Britain is in decline; we have stopped worshipping feet

A few weeks ago, I rode a bicycle through the impeccably delightful countryside of East Anglia. It was an experience which reminded me of two things: one, I’ve become helplessly unfit and two, quaint rural road signs demarcating distances in miles are so much more pleasurable to behold than those measuring in kilometres. Not only in length, but in capacity and mass too do we see the peculiarity and specificity of the imperial system far outshining the dull mundanity of Napoleon’s autocratic metric potion. And metric measurements are exactly that: autocratic. They emanate from the same mindset which adores order, control and standardisation – the evisceration of unique quirkiness is supplanted by a Germanic obsession with neatness and divisibility by ten. 

In accommodating the metric system so calmly into our quotidian parlance we subconsciously socialise ourselves with a system totally devoid of personality. More importantly, we also abrogate the connection to our history that imperial measurements provide. Take for example how the inch (a vastly superior tool for evaluating petit spacial extension than the centimetre) originated from aligning barley grains end to end or how the rod came into being by randomly measuring the length of churchgoers’ left feet. Furthermore, the link was derived as a means to measure a cricket pitch, whilst the slug as a unit of mass evolved from pioneering British research in physics in the 19th century. 

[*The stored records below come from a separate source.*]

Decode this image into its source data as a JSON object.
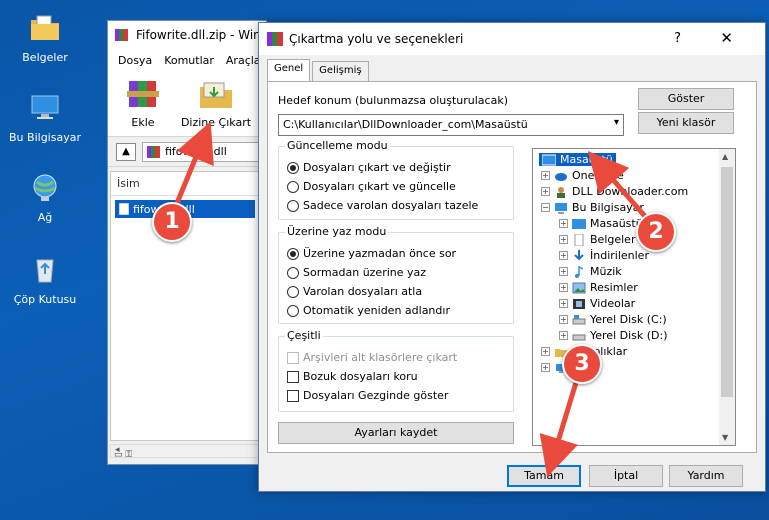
{
  "desktop": {
    "icons": [
      {
        "label": "Belgeler",
        "icon": "documents-folder-icon"
      },
      {
        "label": "Bu Bilgisayar",
        "icon": "computer-icon"
      },
      {
        "label": "Ağ",
        "icon": "network-icon"
      },
      {
        "label": "Çöp Kutusu",
        "icon": "recycle-bin-icon"
      }
    ]
  },
  "winrar": {
    "title": "Fifowrite.dll.zip - Win",
    "menu": [
      "Dosya",
      "Komutlar",
      "Araçla"
    ],
    "toolbar": {
      "add_label": "Ekle",
      "extract_label": "Dizine Çıkart"
    },
    "address": "fifowrite.dll",
    "column_name": "İsim",
    "selected_file": "fifowrite.dll"
  },
  "dialog": {
    "title": "Çıkartma yolu ve seçenekleri",
    "help_glyph": "?",
    "close_glyph": "✕",
    "tabs": [
      "Genel",
      "Gelişmiş"
    ],
    "dest_label": "Hedef konum (bulunmazsa oluşturulacak)",
    "dest_value": "C:\\Kullanıcılar\\DllDownloader_com\\Masaüstü",
    "show_button": "Göster",
    "new_folder_button": "Yeni klasör",
    "update_mode": {
      "title": "Güncelleme modu",
      "options": [
        "Dosyaları çıkart ve değiştir",
        "Dosyaları çıkart ve güncelle",
        "Sadece varolan dosyaları tazele"
      ],
      "selected": 0
    },
    "overwrite_mode": {
      "title": "Üzerine yaz modu",
      "options": [
        "Üzerine yazmadan önce sor",
        "Sormadan üzerine yaz",
        "Varolan dosyaları atla",
        "Otomatik yeniden adlandır"
      ],
      "selected": 0
    },
    "misc": {
      "title": "Çeşitli",
      "options": [
        "Arşivleri alt klasörlere çıkart",
        "Bozuk dosyaları koru",
        "Dosyaları Gezginde göster"
      ]
    },
    "save_settings_button": "Ayarları kaydet",
    "tree": [
      {
        "label": "Masaüstü",
        "selected": true
      },
      {
        "label": "OneDrive"
      },
      {
        "label": "DLL Downloader.com"
      },
      {
        "label": "Bu Bilgisayar"
      },
      {
        "label": "Masaüstü"
      },
      {
        "label": "Belgeler"
      },
      {
        "label": "İndirilenler"
      },
      {
        "label": "Müzik"
      },
      {
        "label": "Resimler"
      },
      {
        "label": "Videolar"
      },
      {
        "label": "Yerel Disk (C:)"
      },
      {
        "label": "Yerel Disk (D:)"
      },
      {
        "label": "Kitaplıklar"
      },
      {
        "label": "Ağ"
      }
    ],
    "ok_button": "Tamam",
    "cancel_button": "İptal",
    "help_button": "Yardım"
  },
  "callouts": [
    "1",
    "2",
    "3"
  ],
  "colors": {
    "accent": "#0078d7",
    "callout": "#e94a3c",
    "selection": "#0a5fc2"
  }
}
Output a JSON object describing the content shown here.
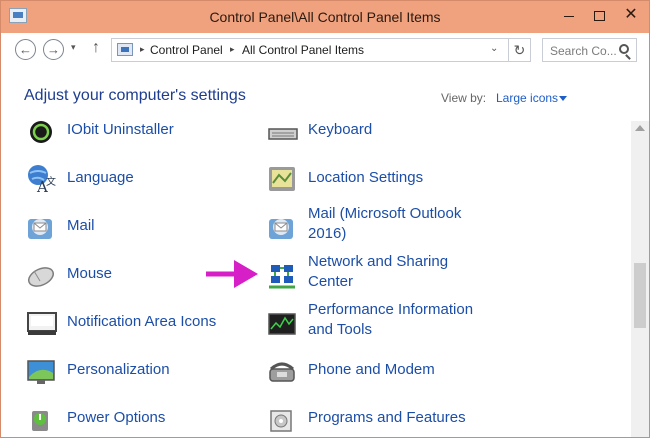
{
  "window": {
    "title": "Control Panel\\All Control Panel Items",
    "close_glyph": "✕"
  },
  "navigation": {
    "back_glyph": "←",
    "forward_glyph": "→",
    "recent_glyph": "▾",
    "up_glyph": "↑",
    "breadcrumbs": [
      "Control Panel",
      "All Control Panel Items"
    ],
    "crumb_separator": "▸",
    "dropdown_glyph": "⌄",
    "refresh_glyph": "↻",
    "search_placeholder": "Search Co..."
  },
  "header": {
    "title": "Adjust your computer's settings",
    "view_by_label": "View by:",
    "view_by_value": "Large icons"
  },
  "left_column": [
    {
      "label": "IObit Uninstaller",
      "icon": "iobit-icon"
    },
    {
      "label": "Language",
      "icon": "language-icon"
    },
    {
      "label": "Mail",
      "icon": "mail-icon"
    },
    {
      "label": "Mouse",
      "icon": "mouse-icon"
    },
    {
      "label": "Notification Area Icons",
      "icon": "notification-area-icon"
    },
    {
      "label": "Personalization",
      "icon": "personalization-icon"
    },
    {
      "label": "Power Options",
      "icon": "power-options-icon"
    }
  ],
  "right_column": [
    {
      "label": "Keyboard",
      "icon": "keyboard-icon"
    },
    {
      "label": "Location Settings",
      "icon": "location-icon"
    },
    {
      "label": "Mail (Microsoft Outlook",
      "label2": "2016)",
      "icon": "mail-outlook-icon"
    },
    {
      "label": "Network and Sharing",
      "label2": "Center",
      "icon": "network-icon"
    },
    {
      "label": "Performance Information",
      "label2": "and Tools",
      "icon": "performance-icon"
    },
    {
      "label": "Phone and Modem",
      "icon": "phone-modem-icon"
    },
    {
      "label": "Programs and Features",
      "icon": "programs-icon"
    }
  ],
  "colors": {
    "titlebar": "#f0a17e",
    "link": "#1c4ea8",
    "heading": "#1e3d8f",
    "annotation_arrow": "#d61fc7"
  }
}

Now let us contrast the beautifully organic origins of the imperial system with those of the metric. Whereas the foot and the cable trace their roots to human anatomy or innocent agricultural practices, units such as the metre and the gram emerged at a time when France was preoccupied with slaughtering its aristocracy. Metric units are also either bewilderingly confusing (the metre was first deemed to be one ten-millionth of the distance from the equator to the North Pole) or mind-numbingly drab (the kilogram was standardised against a blob of platinum incarcerated in a Parisian vault.) 

Let us also not forget that at the same time as ascertaining the earth’s circumference and hacking away brutally at the landscape to create these prototype measurements, the French élite was also busying itself with vitiating time. Not content with the perfectly satisfactory division of the day into 24 units of 60 minutes, Napoleon sought to indulge his ten-addiction yet further with the decimalised clock. Thankfully, its life was short-lived. 

We must now do to the metric system what the world did to Napoleon’s perturbing vandalisation of the clock only two centuries ago. Not only were metric measurements unearthed and exported by bloodthirsty tyrants, but they also lack the ineffable versatility of those which this country honoured for so long. Our metric-obsessed simpletons are lumbered with the clumsy inelegance of millimetres, centimetres and kilometres all being diminutives or superlatives of the same basic building block, first stumbled upon by swinging a rope around in a cathedral. Conversely, on this side of the Channel, we were bequeathed the unimaginable flexibility of employing the inch, the foot, the yard, the cable, the furlong, the link, the chain, the fathom, and the mile to unequivocally describe the distance to which we refer. Put simply, the history of the metric unit is indelibly scarred with the secretions of continental autocracy, whilst depriving their users of the lexical precision we have come to enjoy. 

This, I assert, is not a system into which we should buy. It pains me to see liquids being sold in millilitres when fluid ounces would suffice. I shudder when road signs advise of parking 400 metres ahead, when yards would be more appropriate. More worryingly, I fear for the day when I’m no longer obeying the speed limit in miles per hour, have forgotten my weight in stones and pounds and my beer is served in 500ml glasses when I frequent the local pub (although with this, losing 12% of the pint is equally as egregious as losing the pint itself.) No, I’m not blind – much like sand after a day at the beach, the metric system has osmotically inveigled itself into every crevice and orifice of public and private life, yet I can’t help think that protecting our imperial measurements from the onslaught would in turn protect us from the insidious uniformity that the alternative purports to impose. After all, language moulds the mind.

SatNavs need not bellow commands to ‘turn right in 4 furlongs’ or ‘follow the road for 2 leagues’, neither, in all seriousness, would I expect EasyJet to inform me of a one slug weight limit for my luggage, but giving feet and inches a monopoly over height and enshrining miles per hour as the threshold by which plod will decide our fate would prove, if it was ever needed, that measurements cast in the shadow of the plough are superior to those cast in the shadow of the guillotine. Or, maybe, I should just stop thinking about pointless twaddle whilst cycling in Norfolk.

George Wright (Ex-Secretary, Former Deputy Returning Officer, Ex-Treasurer, Ex-Whip, Ex-Committee Member, St John’s College) is an undergraduate in his second year of studying Philosophy, Politics, and Economics.